> WHAT IS EXPECTED
Repeat each entry word for word; the images are not part of the copy.
*** Opening of DATA EXTRACT ***
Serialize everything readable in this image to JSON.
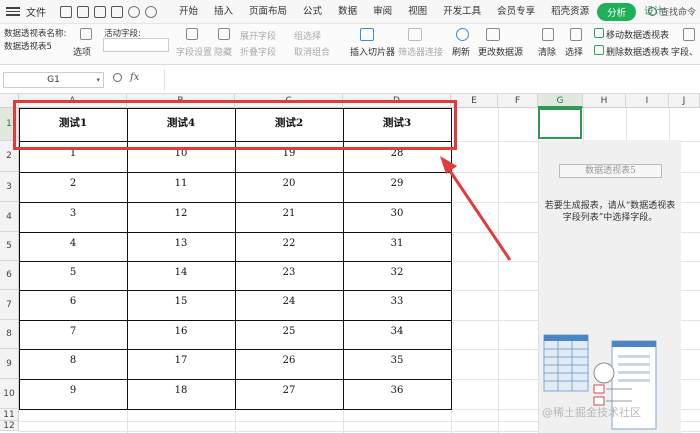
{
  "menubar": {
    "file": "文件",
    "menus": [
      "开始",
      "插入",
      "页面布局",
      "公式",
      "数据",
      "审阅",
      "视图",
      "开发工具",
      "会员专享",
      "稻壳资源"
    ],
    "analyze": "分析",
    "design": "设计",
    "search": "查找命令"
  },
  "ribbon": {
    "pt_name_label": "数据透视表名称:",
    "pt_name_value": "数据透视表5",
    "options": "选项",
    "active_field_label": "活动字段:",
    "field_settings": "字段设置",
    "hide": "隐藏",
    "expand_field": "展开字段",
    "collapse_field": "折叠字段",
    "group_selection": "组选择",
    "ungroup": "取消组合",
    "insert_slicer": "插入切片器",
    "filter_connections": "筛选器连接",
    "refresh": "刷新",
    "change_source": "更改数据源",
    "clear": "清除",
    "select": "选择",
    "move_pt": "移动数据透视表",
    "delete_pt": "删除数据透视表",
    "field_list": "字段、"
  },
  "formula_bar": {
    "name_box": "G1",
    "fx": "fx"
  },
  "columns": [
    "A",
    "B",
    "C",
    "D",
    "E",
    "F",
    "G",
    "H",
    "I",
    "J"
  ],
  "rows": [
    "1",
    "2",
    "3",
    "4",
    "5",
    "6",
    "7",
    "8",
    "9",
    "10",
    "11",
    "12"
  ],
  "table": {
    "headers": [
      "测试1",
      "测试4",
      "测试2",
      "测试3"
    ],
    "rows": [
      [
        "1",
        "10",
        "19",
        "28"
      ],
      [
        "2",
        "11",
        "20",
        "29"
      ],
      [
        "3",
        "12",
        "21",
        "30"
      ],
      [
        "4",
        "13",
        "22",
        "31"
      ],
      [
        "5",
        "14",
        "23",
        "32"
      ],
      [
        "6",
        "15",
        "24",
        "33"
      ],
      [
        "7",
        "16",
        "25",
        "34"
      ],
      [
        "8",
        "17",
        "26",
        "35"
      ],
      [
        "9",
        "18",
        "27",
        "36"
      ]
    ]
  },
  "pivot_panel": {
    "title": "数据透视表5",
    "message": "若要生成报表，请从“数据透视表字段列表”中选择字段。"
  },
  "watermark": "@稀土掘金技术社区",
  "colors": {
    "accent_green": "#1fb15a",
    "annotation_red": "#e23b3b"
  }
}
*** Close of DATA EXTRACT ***
> REPLY
Serialize everything readable in this image to JSON.
{
  "menubar": {
    "file": "文件",
    "menus": [
      "开始",
      "插入",
      "页面布局",
      "公式",
      "数据",
      "审阅",
      "视图",
      "开发工具",
      "会员专享",
      "稻壳资源"
    ],
    "analyze": "分析",
    "design": "设计",
    "search": "查找命令"
  },
  "ribbon": {
    "pt_name_label": "数据透视表名称:",
    "pt_name_value": "数据透视表5",
    "options": "选项",
    "active_field_label": "活动字段:",
    "field_settings": "字段设置",
    "hide": "隐藏",
    "expand_field": "展开字段",
    "collapse_field": "折叠字段",
    "group_selection": "组选择",
    "ungroup": "取消组合",
    "insert_slicer": "插入切片器",
    "filter_connections": "筛选器连接",
    "refresh": "刷新",
    "change_source": "更改数据源",
    "clear": "清除",
    "select": "选择",
    "move_pt": "移动数据透视表",
    "delete_pt": "删除数据透视表",
    "field_list": "字段、"
  },
  "formula_bar": {
    "name_box": "G1",
    "fx": "fx"
  },
  "columns": [
    "A",
    "B",
    "C",
    "D",
    "E",
    "F",
    "G",
    "H",
    "I",
    "J"
  ],
  "rows": [
    "1",
    "2",
    "3",
    "4",
    "5",
    "6",
    "7",
    "8",
    "9",
    "10",
    "11",
    "12"
  ],
  "table": {
    "headers": [
      "测试1",
      "测试4",
      "测试2",
      "测试3"
    ],
    "rows": [
      [
        "1",
        "10",
        "19",
        "28"
      ],
      [
        "2",
        "11",
        "20",
        "29"
      ],
      [
        "3",
        "12",
        "21",
        "30"
      ],
      [
        "4",
        "13",
        "22",
        "31"
      ],
      [
        "5",
        "14",
        "23",
        "32"
      ],
      [
        "6",
        "15",
        "24",
        "33"
      ],
      [
        "7",
        "16",
        "25",
        "34"
      ],
      [
        "8",
        "17",
        "26",
        "35"
      ],
      [
        "9",
        "18",
        "27",
        "36"
      ]
    ]
  },
  "pivot_panel": {
    "title": "数据透视表5",
    "message": "若要生成报表，请从“数据透视表字段列表”中选择字段。"
  },
  "watermark": "@稀土掘金技术社区",
  "colors": {
    "accent_green": "#1fb15a",
    "annotation_red": "#e23b3b"
  }
}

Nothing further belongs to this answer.